June 22, 2015
06/22/15 Los Angeles Times
Hillary Rodham Clinton was mobbed by fans when she spoke this week before a big crowd of Latino government officials from across the country. When another Democratic presidential hopeful, Sen. Bernie Sanders of Vermont, took the same stage here Friday, the room was about half empty.
” I haven’t hear of him, to be honest,” said Luciana Corrales, a school board member from San Ysidro, Calif. And anyway, she added, “I’m a Hillary supporter.”
Talk of Sanders surge has enlivened the campaign in recent weeks, as bigger-than-expected crowds turned out for his fiery speeches about taking on the “billionaire class” amid promising polling in the early-primary state of New Hampshire.
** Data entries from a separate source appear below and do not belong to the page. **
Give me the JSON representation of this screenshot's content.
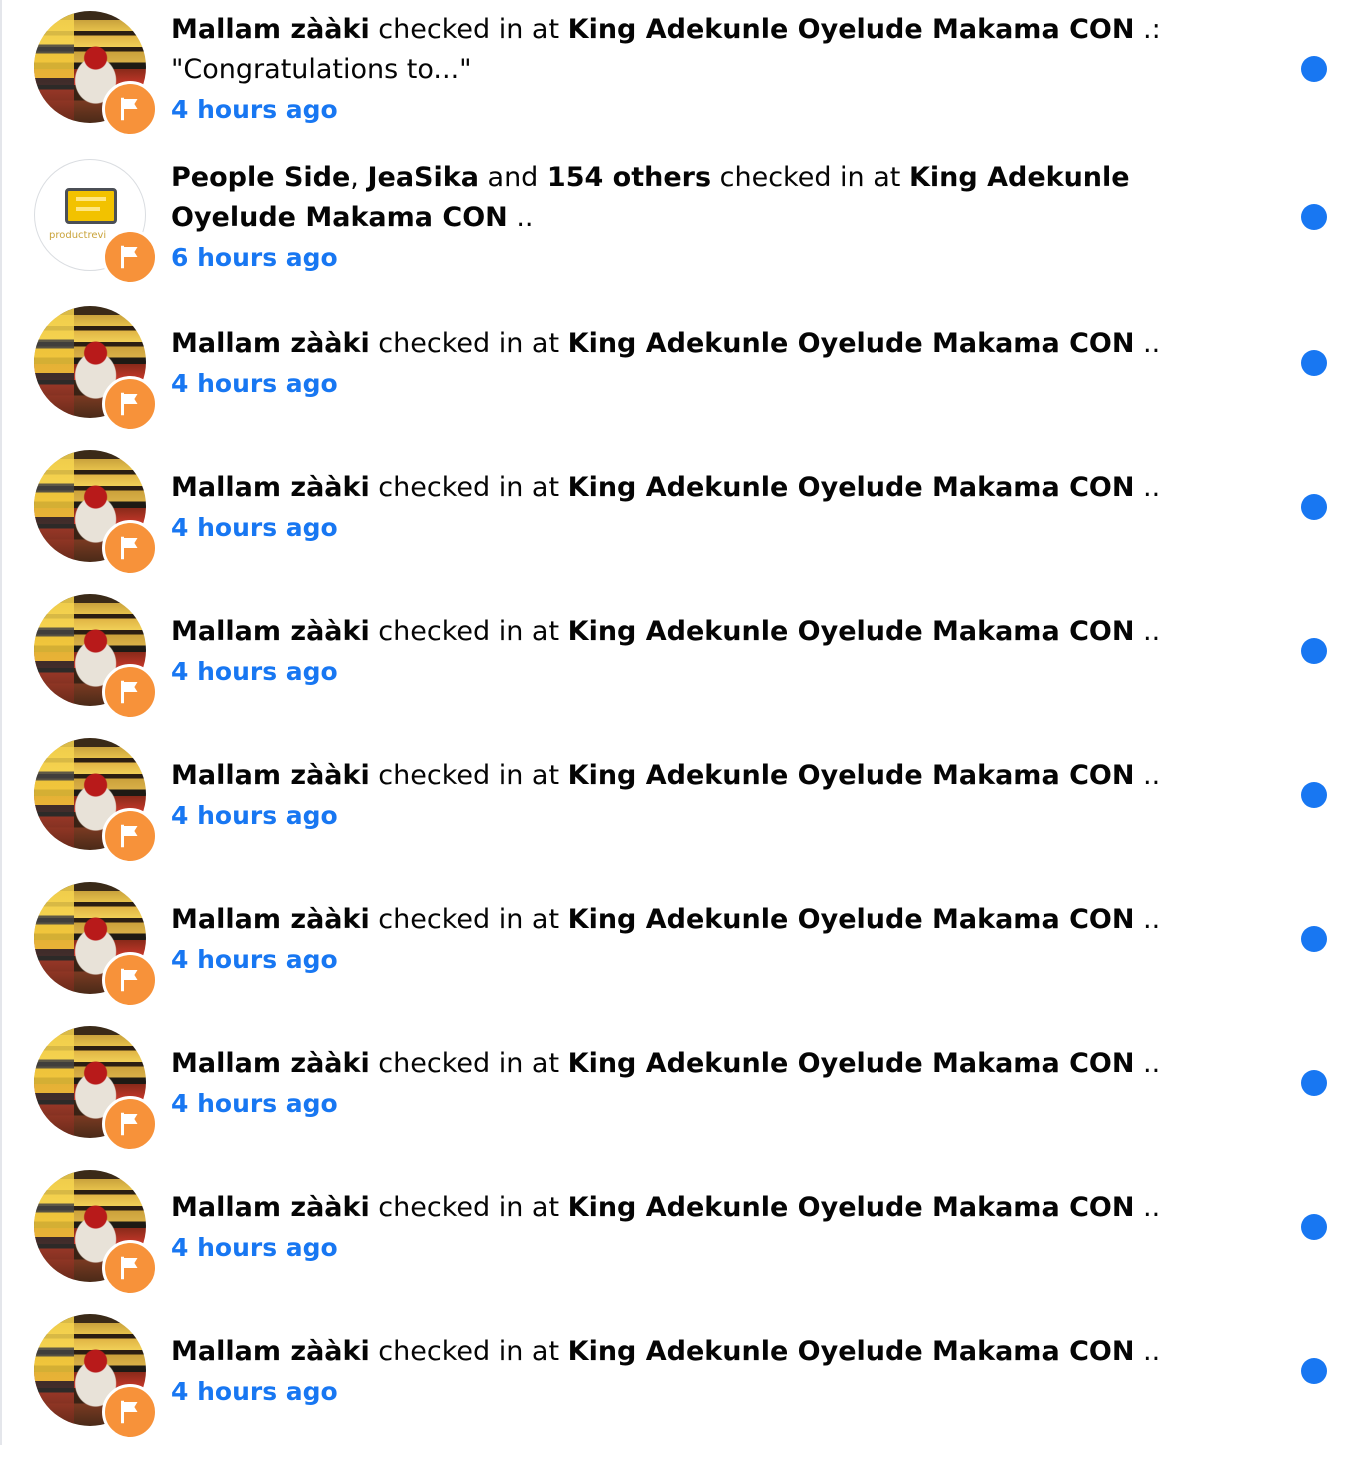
{
  "notifications": [
    {
      "actor": "Mallam zààki",
      "verb": " checked in at ",
      "place": "King Adekunle Oyelude Makama CON",
      "tail": " .: \"Congratulations to...\"",
      "time": "4 hours ago",
      "avatar": "user-photo",
      "unread": true
    },
    {
      "actor": "People Side",
      "sep1": ", ",
      "actor2": "JeaSika",
      "sep2": " and ",
      "actor3": "154 others",
      "verb": " checked in at ",
      "place": "King Adekunle Oyelude Makama CON",
      "tail": " ..",
      "time": "6 hours ago",
      "avatar": "page-logo",
      "logo_text": "productrevi",
      "unread": true
    },
    {
      "actor": "Mallam zààki",
      "verb": " checked in at ",
      "place": "King Adekunle Oyelude Makama CON",
      "tail": " ..",
      "time": "4 hours ago",
      "avatar": "user-photo",
      "unread": true
    },
    {
      "actor": "Mallam zààki",
      "verb": " checked in at ",
      "place": "King Adekunle Oyelude Makama CON",
      "tail": " ..",
      "time": "4 hours ago",
      "avatar": "user-photo",
      "unread": true
    },
    {
      "actor": "Mallam zààki",
      "verb": " checked in at ",
      "place": "King Adekunle Oyelude Makama CON",
      "tail": " ..",
      "time": "4 hours ago",
      "avatar": "user-photo",
      "unread": true
    },
    {
      "actor": "Mallam zààki",
      "verb": " checked in at ",
      "place": "King Adekunle Oyelude Makama CON",
      "tail": " ..",
      "time": "4 hours ago",
      "avatar": "user-photo",
      "unread": true
    },
    {
      "actor": "Mallam zààki",
      "verb": " checked in at ",
      "place": "King Adekunle Oyelude Makama CON",
      "tail": " ..",
      "time": "4 hours ago",
      "avatar": "user-photo",
      "unread": true
    },
    {
      "actor": "Mallam zààki",
      "verb": " checked in at ",
      "place": "King Adekunle Oyelude Makama CON",
      "tail": " ..",
      "time": "4 hours ago",
      "avatar": "user-photo",
      "unread": true
    },
    {
      "actor": "Mallam zààki",
      "verb": " checked in at ",
      "place": "King Adekunle Oyelude Makama CON",
      "tail": " ..",
      "time": "4 hours ago",
      "avatar": "user-photo",
      "unread": true
    },
    {
      "actor": "Mallam zààki",
      "verb": " checked in at ",
      "place": "King Adekunle Oyelude Makama CON",
      "tail": " ..",
      "time": "4 hours ago",
      "avatar": "user-photo",
      "unread": true
    }
  ],
  "badge_icon": "checkin-flag-icon",
  "colors": {
    "accent": "#1877f2",
    "badge": "#f7923a",
    "text": "#050505"
  }
}
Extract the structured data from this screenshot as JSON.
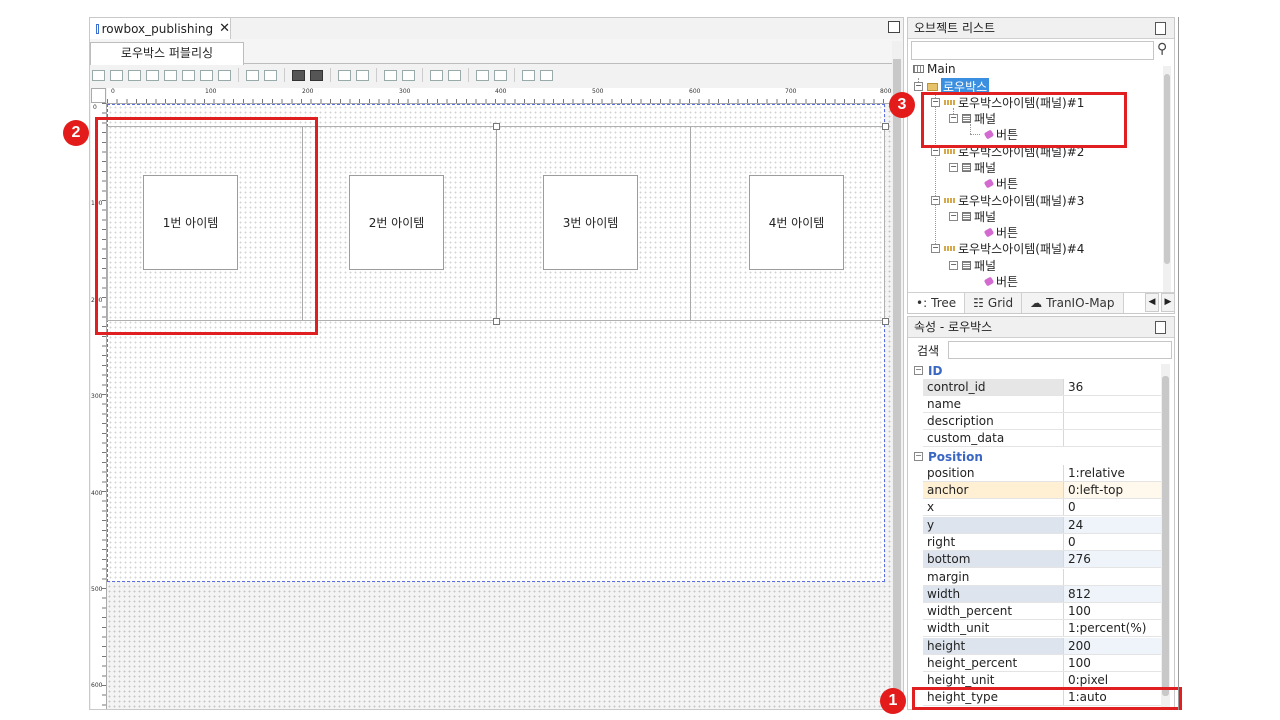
{
  "document_tab": {
    "title": "rowbox_publishing",
    "close": "✕"
  },
  "sub_tab": {
    "label": "로우박스 퍼블리싱"
  },
  "ruler": {
    "h_labels": [
      "0",
      "100",
      "200",
      "300",
      "400",
      "500",
      "600",
      "700",
      "800"
    ],
    "v_labels": [
      "0",
      "100",
      "200",
      "300",
      "400",
      "500",
      "600"
    ]
  },
  "canvas": {
    "items": [
      {
        "label": "1번 아이템"
      },
      {
        "label": "2번 아이템"
      },
      {
        "label": "3번 아이템"
      },
      {
        "label": "4번 아이템"
      }
    ]
  },
  "badges": {
    "one": "1",
    "two": "2",
    "three": "3"
  },
  "object_list": {
    "title": "오브젝트 리스트",
    "search_placeholder": "",
    "root": "Main",
    "selected": "로우박스",
    "rowbox_items": [
      {
        "label": "로우박스아이템(패널)#1",
        "panel": "패널",
        "button": "버튼"
      },
      {
        "label": "로우박스아이템(패널)#2",
        "panel": "패널",
        "button": "버튼"
      },
      {
        "label": "로우박스아이템(패널)#3",
        "panel": "패널",
        "button": "버튼"
      },
      {
        "label": "로우박스아이템(패널)#4",
        "panel": "패널",
        "button": "버튼"
      }
    ],
    "tabs": [
      "Tree",
      "Grid",
      "TranIO-Map"
    ]
  },
  "properties": {
    "title": "속성 - 로우박스",
    "search_label": "검색",
    "groups": [
      {
        "name": "ID",
        "rows": [
          {
            "key": "control_id",
            "value": "36"
          },
          {
            "key": "name",
            "value": ""
          },
          {
            "key": "description",
            "value": ""
          },
          {
            "key": "custom_data",
            "value": ""
          }
        ]
      },
      {
        "name": "Position",
        "rows": [
          {
            "key": "position",
            "value": "1:relative"
          },
          {
            "key": "anchor",
            "value": "0:left-top"
          },
          {
            "key": "x",
            "value": "0"
          },
          {
            "key": "y",
            "value": "24"
          },
          {
            "key": "right",
            "value": "0"
          },
          {
            "key": "bottom",
            "value": "276"
          },
          {
            "key": "margin",
            "value": ""
          },
          {
            "key": "width",
            "value": "812"
          },
          {
            "key": "width_percent",
            "value": "100"
          },
          {
            "key": "width_unit",
            "value": "1:percent(%)"
          },
          {
            "key": "height",
            "value": "200"
          },
          {
            "key": "height_percent",
            "value": "100"
          },
          {
            "key": "height_unit",
            "value": "0:pixel"
          },
          {
            "key": "height_type",
            "value": "1:auto"
          }
        ]
      }
    ]
  },
  "colors": {
    "annotation_red": "#e02020",
    "selection_blue": "#3b8fe0",
    "group_header": "#3a66c4"
  }
}
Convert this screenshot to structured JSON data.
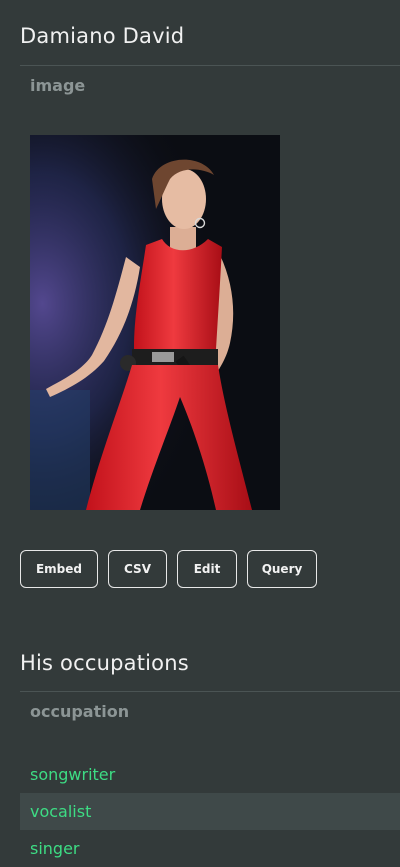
{
  "entity": {
    "title": "Damiano David",
    "image_field_label": "image"
  },
  "actions": {
    "embed": "Embed",
    "csv": "CSV",
    "edit": "Edit",
    "query": "Query"
  },
  "occupations": {
    "title": "His occupations",
    "column_label": "occupation",
    "items": [
      "songwriter",
      "vocalist",
      "singer"
    ]
  },
  "colors": {
    "background": "#333a3a",
    "link": "#3ddc84",
    "muted_label": "#8c9595",
    "row_highlight": "#3f4949"
  }
}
But the enthusiasm gap on display at the nation’s largest gathering of Latino policymakers highlights the reality of the major demographic challenges Sanders faces as he wages his long-shot bid for the presidency.
June 8, 2015
6/6/15 The Dallas Morning News
Texas legislators sent mixed messages this session regarding where they stand on illegal immigration. They made clear with their vote to significantly boost border security funding that they want a crackdown on criminality linked to illegal immigration. Yet they backed away from legislation aimed at restricting higher educational opportunities for unauthorized immigrants.
Some conservative legislators were intent on repealing provisions of a 2001 law signed by Gov. Rick Perry granting in-state college tuition to unauthorized immigrants. The repeal effort put them on a collision course with other Republicans who saw it as mean-spirited and ultimately unhelpful to the goal of boosting the talent pool available to Texas employers.
April 7, 2015
Fox News Latino, 4/6/2015
More than 15,000 Hondurans who entered the United States and Mexico illegally have been deported so far this year, Returned Migrants Assistance Center, or CAMR, director Valdette Willeman said.
U.S. authorities deported 3,824 Hondurans by air in the first quarter of 2015, Willeman said.
Mexico, for its part, has deported about 12,000 Hondurans by land, the CAMR director said.
August 4, 2014
08/03/2014 The Washington Post
A few weeks ago, just about the same time that Mexican officials said they were putting a stop once and for all to the rolling horror show nicknamed “The Beast,” Jhonny Torres left Honduras for Houston. He reached southern Mexico and scrambled onto a boxcar with hundreds of other migrants.
Gang members stopped the train near the Mayan ruins of Palenque and took his last $50. In Orizaba, another dreaded shakedown site farther north, gunmen put a pistol to his temple and accused him of being a smuggling guide who hadn’t paid the gang protection money. They let him go, Torres said, only when they figured out it was his first trip and he had nothing left to steal.
July 31, 2014
07/30/14 Wall Street Journal
California Gov. Jerry Brown ended a three-day visit to Mexico City Wednesday, capping a trip in which he drew attention to Mexico’s economic changes as well as the plight of unaccompanied immigrant children in the U.S.
Mr. Brown’s visit to Mexico, his state’s biggest export market, achieved few concrete accords, but it was long on ceremony, meetings and signings of memorandums of understanding. The governor, meanwhile, spoke with several Mexican officials including President Enrique Peña Nieto, who met privately with the 76-year-old Democrat.
July 8, 2014
07/7/14 The Washington Post
The White House signaled Monday that it expects to deport most of the unaccompanied minors entering the country illegally across the southern border, employing the strongest rhetoric to date to indicate that an influx of thousands of Central American migrants will not be tolerated.
The tougher tone came a day before Obama administration officials were expected to ask Congress to authorize new measures, including more than $2 billion in emergency funds, that would expedite the legal processing of the more than 52,000 children and 39,000 families apprehended this year.
June 20, 2014
06/19/14 Al Jazeera America
President Barack Obama spoke on Thursday with Mexican President Enrique Peña Nieto about a strategy to deal with a flood of children coming from Central America to the United States, the White House said.
Obama “welcomed the opportunity to work in close cooperation with Mexico to develop concrete proposals to address the root causes of unlawful migration from Central America,” the White House said in a statement.
Responding to what Obama calls an urgent humanitarian crisis, Congress on Tuesday advanced legislation significantly increasing funds to handle a surge of foreign children entering the United States illegally.
Democratic Senator Barbara Mikulski, who chairs the Senate Appropriations Committee, included up to $2.28 billion for the Department of Health and Human Services to feed and shelter the estimated 130,000 minors expected to arrive in the coming year.
Vice President Joe Biden added a stop in Guatemala Friday to a scheduled Latin America trip to meet Central American leaders for talks on the dilemma.